The Government have also introduced a new type of tenancy called 'affordable rent'. Affordable rented properties can be offered by some social housing providers who are developing new housing. In most cases the rent charged will be more than the usual rent for social housing and can be up to 80% of rents that are charged for similar privately rented properties. The rents can be charged on both new properties and some existing properties when they are re-let.
As part of these changes Council’s are being asked to produce a tenancy strategy. This is a document that tells landlords what sort of things they need to think about when deciding what length and what type of tenancy to grant, and how they should manage the review at the end of the fixed term.
To help develop the strategy it is important to understand what those on the housing register think. We recently carried out a survey of housing register applicants which will now feed into the Council's tenancy strategy.
The new strategy will be considered by Cabinet in early June and the draft strategy will be available within the Cabinet papers shortly.
We can only nominate applicants for a Housing Association property if there is a vacancy that the Housing Association has told the council it can have.
Nominations to Housing Association properties will only be made to applicants who are next on the Housing Register for the property and who have said they would consider a Housing Association property.
As soon as essential repairs and maintenance have been completed and the property is ready to let, Charnwood Neighbourhood Housing will contact you to arrange an accompanied viewing and a sign up date.
If an applicant refuses 2 reasonable offers of accommodation (see the council’s for more detailed information), you will lose your 100 priority points for 12 months.

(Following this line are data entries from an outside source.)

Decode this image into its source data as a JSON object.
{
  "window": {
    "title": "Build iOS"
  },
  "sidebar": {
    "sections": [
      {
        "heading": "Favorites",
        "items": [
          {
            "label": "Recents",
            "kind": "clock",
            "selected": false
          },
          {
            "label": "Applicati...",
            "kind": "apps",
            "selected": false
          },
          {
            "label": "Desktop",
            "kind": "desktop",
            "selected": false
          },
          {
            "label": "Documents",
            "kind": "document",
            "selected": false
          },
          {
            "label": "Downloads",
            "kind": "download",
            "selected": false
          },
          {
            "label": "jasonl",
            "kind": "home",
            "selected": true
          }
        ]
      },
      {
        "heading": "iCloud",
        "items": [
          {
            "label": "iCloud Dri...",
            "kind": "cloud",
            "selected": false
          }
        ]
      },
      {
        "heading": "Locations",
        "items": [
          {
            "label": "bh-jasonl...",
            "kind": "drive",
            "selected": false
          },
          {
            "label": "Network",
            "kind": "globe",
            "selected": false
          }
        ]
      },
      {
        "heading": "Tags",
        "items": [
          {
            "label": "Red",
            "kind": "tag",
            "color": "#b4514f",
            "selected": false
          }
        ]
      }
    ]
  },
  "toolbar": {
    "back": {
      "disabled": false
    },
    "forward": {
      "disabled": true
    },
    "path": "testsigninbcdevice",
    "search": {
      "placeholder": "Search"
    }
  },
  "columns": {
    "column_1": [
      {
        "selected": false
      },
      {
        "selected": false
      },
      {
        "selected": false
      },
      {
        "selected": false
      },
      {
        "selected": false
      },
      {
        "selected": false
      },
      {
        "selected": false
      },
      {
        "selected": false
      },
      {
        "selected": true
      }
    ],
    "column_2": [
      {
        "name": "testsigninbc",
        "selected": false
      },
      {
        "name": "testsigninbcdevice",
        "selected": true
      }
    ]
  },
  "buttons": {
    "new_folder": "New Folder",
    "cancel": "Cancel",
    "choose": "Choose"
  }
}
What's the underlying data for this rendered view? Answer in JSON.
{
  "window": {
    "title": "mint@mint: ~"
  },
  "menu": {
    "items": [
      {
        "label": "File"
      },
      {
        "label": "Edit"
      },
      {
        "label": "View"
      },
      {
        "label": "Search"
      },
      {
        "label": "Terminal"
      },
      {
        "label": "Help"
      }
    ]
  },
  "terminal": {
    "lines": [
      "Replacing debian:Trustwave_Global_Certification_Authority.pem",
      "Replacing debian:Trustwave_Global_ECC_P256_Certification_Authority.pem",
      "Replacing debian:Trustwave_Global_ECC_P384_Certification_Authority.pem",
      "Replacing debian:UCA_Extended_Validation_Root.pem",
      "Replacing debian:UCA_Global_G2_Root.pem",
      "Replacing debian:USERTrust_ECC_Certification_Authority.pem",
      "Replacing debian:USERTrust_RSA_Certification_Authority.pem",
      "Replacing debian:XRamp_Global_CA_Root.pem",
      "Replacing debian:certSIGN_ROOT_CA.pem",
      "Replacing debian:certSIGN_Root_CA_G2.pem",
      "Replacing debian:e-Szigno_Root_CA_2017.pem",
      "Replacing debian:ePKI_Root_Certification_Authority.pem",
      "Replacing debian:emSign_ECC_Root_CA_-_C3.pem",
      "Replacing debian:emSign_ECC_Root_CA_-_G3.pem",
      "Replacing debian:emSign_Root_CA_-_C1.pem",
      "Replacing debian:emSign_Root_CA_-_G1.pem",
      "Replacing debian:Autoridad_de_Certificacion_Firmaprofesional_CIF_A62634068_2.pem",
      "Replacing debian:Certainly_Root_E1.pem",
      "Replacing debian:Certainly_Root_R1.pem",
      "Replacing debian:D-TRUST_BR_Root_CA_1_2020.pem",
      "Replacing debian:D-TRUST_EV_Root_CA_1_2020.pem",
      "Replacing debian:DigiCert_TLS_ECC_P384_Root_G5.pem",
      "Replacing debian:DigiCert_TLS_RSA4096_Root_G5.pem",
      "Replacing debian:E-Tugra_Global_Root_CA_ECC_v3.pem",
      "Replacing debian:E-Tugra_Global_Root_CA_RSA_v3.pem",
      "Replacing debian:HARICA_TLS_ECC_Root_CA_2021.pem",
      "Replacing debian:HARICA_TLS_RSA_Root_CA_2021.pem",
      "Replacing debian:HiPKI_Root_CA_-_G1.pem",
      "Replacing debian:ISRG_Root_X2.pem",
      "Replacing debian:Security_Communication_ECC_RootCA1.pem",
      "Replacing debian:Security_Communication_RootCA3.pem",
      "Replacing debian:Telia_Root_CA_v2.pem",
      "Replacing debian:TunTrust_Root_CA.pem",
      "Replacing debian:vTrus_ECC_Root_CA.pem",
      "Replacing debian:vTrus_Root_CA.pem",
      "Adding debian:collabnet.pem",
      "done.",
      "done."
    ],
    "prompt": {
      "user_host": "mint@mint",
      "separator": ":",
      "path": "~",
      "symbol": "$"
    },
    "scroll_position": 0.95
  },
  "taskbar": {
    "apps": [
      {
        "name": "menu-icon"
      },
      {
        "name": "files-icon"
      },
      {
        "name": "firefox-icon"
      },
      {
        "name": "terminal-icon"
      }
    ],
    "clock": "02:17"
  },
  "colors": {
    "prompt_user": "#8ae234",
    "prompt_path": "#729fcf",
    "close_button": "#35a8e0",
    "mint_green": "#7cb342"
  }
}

During this time you are unlikely to get another offer of accommodation
If you have been accepted as homeless and you refuse a reasonable offer of accommodation, the council will no longer have a duty to house you and will make no further offers of accommodation.
However, you will be placed on the council’s Housing Register and will receive further offers of accommodation subject to the council’s .
The following Housing Associations have low cost home ownership (shared ownership) schemes in Charnwood:
- Advance Housing & Support
- De Montfort Housing Society Ltd
- East Midlands Housing Association
- Metropolitan Housing Trust
- Nottingham Community Housing Association
Click on the following link for more information Low Cost Home Ownership.
All vacant properties require essential repairs and maintenance to get them ready for the new tenant/s. Some repairs may take longer than others so we are unable to say how long applicants will have to wait but Charnwood Neighbourhood Housing will let applicants know as soon the property is ready to let.
We do not normally redecorate homes before new tenants move in, although we may make an exception for tenants that are disabled or pensioners. However, you may be entitled to a decorating allowance in the form of decorating vouchers. The housing officer will discuss this with you when you sign up for your new tenancy.
Last updated: Tue 15th May, 2012 @ 12:33